Elementary educators' perspectives on trauma-informed practice
While all children enter their schools carrying the weight of their young life experiences, some children carry the extra baggage of developmental trauma and the impacts of toxic stress. These children present educators with a responsibility to address their social, emotional, and mental well-being at school. Trauma-informed approaches offer teachers a lens through which to recognize and support students’ needs. This qualitative study investigates elementary educators’ perspectives on trauma-informed practice in order to better understand educators’ knowledge, experiences, and perceived needs to foster a trauma-informed practice. A needs assessment methodology was used to identify the gaps between educators’ existing knowledge, practices, and support provisions and evidence-based practices from the existing field of research. Data was collected through semi-structured interviews with nine participants and thematic analysis was used to identify emergent themes from the data. Theme 1, educators need an understanding and acceptance of their changing role, highlights the evolving complexity of teachers’ roles in addressing students’ social, emotional, and mental health needs. Theme 2, educators need professional development to understand trauma-informed practice, calls for training in order to be responsive to students impacted by the effects of trauma or toxic stress. Theme 3, educators need acknowledgment of how their current practice aligns with trauma-informed practice, discusses how many teachers’ practices are already somewhat aligned within trauma-informed practice.
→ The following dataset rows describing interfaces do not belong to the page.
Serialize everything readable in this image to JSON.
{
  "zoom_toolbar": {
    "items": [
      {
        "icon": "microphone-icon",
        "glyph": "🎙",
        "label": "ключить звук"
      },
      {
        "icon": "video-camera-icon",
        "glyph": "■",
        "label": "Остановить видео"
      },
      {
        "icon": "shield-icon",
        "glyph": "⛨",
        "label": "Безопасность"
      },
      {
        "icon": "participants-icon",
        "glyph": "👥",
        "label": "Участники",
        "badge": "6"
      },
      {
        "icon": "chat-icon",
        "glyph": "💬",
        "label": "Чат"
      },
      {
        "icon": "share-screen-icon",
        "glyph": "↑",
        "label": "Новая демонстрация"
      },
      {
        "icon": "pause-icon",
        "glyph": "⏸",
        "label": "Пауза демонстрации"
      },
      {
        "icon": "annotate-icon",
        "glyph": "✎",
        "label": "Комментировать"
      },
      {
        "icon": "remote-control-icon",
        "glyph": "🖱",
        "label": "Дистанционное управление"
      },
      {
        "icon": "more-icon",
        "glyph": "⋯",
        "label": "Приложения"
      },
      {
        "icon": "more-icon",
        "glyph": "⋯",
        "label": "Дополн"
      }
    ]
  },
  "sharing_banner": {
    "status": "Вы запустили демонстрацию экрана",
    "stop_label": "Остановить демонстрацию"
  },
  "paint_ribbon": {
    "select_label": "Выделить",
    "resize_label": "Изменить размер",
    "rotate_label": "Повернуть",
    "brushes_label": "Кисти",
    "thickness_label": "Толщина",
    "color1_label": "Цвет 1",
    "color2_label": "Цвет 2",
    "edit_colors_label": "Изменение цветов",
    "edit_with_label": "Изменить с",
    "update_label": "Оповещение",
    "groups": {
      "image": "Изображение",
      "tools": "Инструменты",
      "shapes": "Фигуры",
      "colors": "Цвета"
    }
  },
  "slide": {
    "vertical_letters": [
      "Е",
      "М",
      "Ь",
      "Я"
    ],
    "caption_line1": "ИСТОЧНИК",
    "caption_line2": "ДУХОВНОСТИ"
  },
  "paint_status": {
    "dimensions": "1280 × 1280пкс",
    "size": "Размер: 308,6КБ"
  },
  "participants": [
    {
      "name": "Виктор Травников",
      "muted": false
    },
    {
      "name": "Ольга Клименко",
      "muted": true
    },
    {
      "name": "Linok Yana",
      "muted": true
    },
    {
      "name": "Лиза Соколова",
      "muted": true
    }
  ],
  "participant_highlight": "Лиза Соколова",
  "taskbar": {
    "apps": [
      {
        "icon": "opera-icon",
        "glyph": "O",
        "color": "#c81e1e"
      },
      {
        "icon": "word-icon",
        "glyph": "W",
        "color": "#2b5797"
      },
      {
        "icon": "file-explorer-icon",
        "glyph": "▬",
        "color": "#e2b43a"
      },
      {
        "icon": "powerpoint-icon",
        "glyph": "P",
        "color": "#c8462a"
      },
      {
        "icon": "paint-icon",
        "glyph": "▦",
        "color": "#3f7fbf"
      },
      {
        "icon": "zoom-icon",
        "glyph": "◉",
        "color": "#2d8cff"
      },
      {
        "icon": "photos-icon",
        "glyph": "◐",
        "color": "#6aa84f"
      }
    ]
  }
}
Theme 4, educators need supports for their own well-being, discusses the impacts of secondary traumatic stress. Theme 5, educators need a team approach, highlights practical supports for educators.